The following reader submitted article was being placed across multiple threads - in order to condense the discussion into a central location, BOTC has replayed the article content in this new discussion topic.
Taken from a Lancaster newspaper.
As the lacrosse season approaches I unfortunately turn my thoughts to the parents of these athletes. Itís not a lot of them, not even the majority, but a very small vocal minority that seem to ruin this wonderful sport each year.
Iíve come to the conclusion that this epidemic may ruin this game. Iíve also concluded that these acts from fully functioning adults are for a few reasons. The first is because they are living vicariously through their children and are helicopter parents (always hovering). Secondly they feel entitled (a word that will be brought up often) because they spent x-amount of money on their kidís sport. Third, they think their child is better than they actually are. Finally, because itís an affluent sport and they have some money, or a few letters (MD, PHD) at the end of their names, and think they can dictate playing time, press coverage, etc. because theyíre in a profession where they do it 24/7.
In the five years that I have covered this sport I have witnessed a laundry list of actions by parents.
There have been, by my count, four coaches that have been run out by parents. All of these coaches had won MULTIPLE league titles. Thereís a coach now thatís been on a parentís hit list for two years. This parent went as far as to go to the school board and ask for this coach to be removed. Luckily the AD at that school took a stand and stood up for his coach. The aforementioned coaches didnít have that administrative support.
Because this sport is becoming more popular and seeing its athletes succeed beyond high school more unrealistic expectations occur. Some parents seem to think that because John Smith at this school received a scholarship that their precious perfect child will too. Or because a certain school has a number of Division I players and they believe their child is just as good. THEYíRE NOT. Itís not easy to get a lacrosse scholarship and no lacrosse scholarship is a full ride. If you got your child into this sport to get a scholarship, or have their name in the newspaper, than theyíre playing for the wrong reason.
I was told by a well-respected coach, in another sport that has similar problems, that winning and players succeeding is a problem and hereís why: Coaches understand god-given ability and realistic expectations and parents donít. Thatís the difference and thatís a problem. Point being: When you win, players succeed. With success come unrealistic expectations from some parents. Thatís where the problem begins. 10 years ago this wasnít an issue because the sport was in its infancy stage. Everyone just wanted to play for fun. Where did that go?
I have received too many emails to count on how my coverage of the sport is unfair and biased. Iíve received emails calling me names, emails calling for my job and emails saying Iím bad at my job. The writers of those emails are obviously hypocritical because theyíre writing because they feel their child has been slighted. They have tunnel vision. They have a horse in the race. I donít. Whoís objective in all of this? The reporter.
I understand that parents want the best for children. I really do. But there are ways to do that other than making everyone elseís life miserable. If most of these players knew how their parents were acting theyíd be embarrassed.
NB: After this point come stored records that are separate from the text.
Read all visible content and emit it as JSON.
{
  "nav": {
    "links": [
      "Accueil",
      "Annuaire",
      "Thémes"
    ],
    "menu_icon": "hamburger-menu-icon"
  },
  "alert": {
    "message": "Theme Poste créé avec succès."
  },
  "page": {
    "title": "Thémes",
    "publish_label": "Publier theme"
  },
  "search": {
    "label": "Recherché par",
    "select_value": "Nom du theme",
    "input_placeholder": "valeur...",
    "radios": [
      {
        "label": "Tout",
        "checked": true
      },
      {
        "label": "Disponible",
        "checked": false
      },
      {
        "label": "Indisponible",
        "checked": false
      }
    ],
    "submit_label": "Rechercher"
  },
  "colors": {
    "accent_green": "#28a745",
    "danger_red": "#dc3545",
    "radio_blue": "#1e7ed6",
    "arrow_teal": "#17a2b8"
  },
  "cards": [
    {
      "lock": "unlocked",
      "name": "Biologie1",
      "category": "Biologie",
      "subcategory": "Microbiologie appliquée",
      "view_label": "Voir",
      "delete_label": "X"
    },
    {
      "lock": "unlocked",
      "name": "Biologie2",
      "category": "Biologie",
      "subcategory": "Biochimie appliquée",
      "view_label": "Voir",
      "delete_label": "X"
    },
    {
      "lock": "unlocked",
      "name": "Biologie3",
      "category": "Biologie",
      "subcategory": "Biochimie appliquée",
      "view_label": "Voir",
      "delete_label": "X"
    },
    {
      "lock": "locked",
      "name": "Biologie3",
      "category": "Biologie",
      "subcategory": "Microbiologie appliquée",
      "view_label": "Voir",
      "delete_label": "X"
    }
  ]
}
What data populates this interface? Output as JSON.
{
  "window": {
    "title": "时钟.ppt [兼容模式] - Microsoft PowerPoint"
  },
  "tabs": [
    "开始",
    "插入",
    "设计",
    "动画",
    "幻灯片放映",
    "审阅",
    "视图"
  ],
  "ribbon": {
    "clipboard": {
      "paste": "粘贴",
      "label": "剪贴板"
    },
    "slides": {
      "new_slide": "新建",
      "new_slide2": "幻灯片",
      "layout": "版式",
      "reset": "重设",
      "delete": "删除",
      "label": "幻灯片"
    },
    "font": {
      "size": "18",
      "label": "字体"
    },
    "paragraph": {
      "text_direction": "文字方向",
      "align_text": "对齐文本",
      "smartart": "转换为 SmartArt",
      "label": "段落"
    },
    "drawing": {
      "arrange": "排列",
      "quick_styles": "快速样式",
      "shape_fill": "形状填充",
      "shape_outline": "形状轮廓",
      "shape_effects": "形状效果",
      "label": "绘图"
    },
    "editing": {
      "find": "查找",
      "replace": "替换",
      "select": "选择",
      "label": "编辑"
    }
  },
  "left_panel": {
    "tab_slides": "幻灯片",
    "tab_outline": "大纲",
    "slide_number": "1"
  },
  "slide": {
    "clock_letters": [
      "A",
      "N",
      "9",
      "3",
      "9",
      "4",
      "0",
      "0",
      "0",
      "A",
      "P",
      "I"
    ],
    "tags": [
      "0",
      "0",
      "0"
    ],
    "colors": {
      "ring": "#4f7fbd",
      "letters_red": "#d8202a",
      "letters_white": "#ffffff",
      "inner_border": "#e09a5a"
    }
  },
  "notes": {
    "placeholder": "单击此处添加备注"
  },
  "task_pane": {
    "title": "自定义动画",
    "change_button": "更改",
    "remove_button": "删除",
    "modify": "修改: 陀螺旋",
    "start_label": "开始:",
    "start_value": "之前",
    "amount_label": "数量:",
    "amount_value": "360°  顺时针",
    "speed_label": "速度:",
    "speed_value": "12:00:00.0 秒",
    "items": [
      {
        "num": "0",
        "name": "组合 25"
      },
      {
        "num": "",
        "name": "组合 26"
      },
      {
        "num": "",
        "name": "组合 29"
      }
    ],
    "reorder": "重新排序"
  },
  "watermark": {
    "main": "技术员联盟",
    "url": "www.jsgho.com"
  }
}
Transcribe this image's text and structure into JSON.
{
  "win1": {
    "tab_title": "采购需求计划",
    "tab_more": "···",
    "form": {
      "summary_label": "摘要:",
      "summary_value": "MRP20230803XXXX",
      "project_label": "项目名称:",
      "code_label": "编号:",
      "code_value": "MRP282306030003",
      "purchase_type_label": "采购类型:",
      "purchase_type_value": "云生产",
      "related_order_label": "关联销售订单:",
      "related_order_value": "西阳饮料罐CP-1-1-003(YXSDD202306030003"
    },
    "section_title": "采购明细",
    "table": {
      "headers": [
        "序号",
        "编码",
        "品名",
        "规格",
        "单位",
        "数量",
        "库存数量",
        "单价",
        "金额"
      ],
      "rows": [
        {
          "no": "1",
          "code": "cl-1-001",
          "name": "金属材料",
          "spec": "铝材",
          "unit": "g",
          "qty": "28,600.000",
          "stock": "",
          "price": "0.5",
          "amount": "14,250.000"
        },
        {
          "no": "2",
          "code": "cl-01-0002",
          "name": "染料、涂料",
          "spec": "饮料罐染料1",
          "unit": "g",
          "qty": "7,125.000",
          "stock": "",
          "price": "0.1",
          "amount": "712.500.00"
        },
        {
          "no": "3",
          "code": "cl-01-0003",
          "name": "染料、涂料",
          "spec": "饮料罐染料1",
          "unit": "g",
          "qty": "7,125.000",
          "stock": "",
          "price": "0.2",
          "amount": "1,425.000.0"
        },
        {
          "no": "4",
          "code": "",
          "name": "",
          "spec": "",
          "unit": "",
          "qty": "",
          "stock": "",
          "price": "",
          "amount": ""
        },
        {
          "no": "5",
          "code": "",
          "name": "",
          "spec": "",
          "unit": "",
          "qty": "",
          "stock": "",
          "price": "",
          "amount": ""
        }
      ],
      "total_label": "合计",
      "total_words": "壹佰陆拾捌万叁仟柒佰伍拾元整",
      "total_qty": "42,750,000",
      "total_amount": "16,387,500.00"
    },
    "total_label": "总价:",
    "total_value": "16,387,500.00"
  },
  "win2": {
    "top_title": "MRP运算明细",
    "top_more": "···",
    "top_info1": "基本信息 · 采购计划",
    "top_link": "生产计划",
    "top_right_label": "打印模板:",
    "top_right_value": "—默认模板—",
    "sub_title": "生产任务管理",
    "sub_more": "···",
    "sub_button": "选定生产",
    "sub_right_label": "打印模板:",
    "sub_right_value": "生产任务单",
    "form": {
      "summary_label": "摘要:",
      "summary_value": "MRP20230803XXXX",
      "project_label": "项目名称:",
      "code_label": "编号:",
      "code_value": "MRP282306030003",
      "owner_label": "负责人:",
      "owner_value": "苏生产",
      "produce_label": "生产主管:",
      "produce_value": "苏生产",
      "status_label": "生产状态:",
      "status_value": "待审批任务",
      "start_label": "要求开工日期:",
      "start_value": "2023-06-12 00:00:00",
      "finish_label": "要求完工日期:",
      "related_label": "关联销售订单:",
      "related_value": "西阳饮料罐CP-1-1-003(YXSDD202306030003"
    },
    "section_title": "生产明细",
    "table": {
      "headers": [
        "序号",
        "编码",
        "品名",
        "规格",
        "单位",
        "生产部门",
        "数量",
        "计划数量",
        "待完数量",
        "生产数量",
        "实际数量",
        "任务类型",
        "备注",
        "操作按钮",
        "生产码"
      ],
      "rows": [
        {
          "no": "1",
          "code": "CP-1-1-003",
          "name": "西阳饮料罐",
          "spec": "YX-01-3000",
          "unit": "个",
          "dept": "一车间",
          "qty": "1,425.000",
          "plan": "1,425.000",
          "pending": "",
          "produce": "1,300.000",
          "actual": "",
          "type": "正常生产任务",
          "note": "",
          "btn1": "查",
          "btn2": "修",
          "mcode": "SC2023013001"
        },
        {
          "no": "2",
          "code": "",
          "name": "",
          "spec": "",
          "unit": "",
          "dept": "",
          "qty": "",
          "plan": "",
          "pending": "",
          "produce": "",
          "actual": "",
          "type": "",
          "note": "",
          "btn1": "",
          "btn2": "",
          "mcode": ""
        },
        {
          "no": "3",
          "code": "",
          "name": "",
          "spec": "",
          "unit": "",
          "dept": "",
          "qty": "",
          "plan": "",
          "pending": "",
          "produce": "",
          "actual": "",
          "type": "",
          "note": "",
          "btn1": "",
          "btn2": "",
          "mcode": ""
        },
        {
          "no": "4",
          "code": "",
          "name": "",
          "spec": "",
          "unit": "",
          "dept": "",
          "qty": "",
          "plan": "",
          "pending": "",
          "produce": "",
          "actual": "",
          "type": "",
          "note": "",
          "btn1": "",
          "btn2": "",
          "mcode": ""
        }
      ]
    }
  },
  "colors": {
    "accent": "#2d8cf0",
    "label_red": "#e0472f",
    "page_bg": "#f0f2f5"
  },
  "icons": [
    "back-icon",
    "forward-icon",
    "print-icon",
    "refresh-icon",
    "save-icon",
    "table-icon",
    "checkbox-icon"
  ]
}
A teenager gains nothing if theyíre playing because of their parents pull. They gain more if they earned it. In fact, they gain even more if they donít start. Life is that way. Itís unfair at times. It doesnít always reward hard work. It doesnít entitle anyone to anything. You donít always get what you want. To forcefully keep your kids from experiencing this early in their lives will almost certainly handicap them in the real world where, more often than not, it doesnít matter who your parents are.
Unfortunately this isnít reserved for only lacrosse. Itís a disease spreading to every sport in high school. At a time when scholastic sports are on life support parents should be joining with coaches and the administration and be on the same team. Many arenít. Thatís sad. Itís pathetic. It needs to end.
Again, I donít believe this is all parents. Itís a minority of them but a very vocal minority. I appreciate most of the parents. I understand the time and financial sacrifices you make and I enjoy speaking with most parents throughout the season.
Those that read this and nod their heads understand the problem. Those that read this and shake their heads ARE the problem.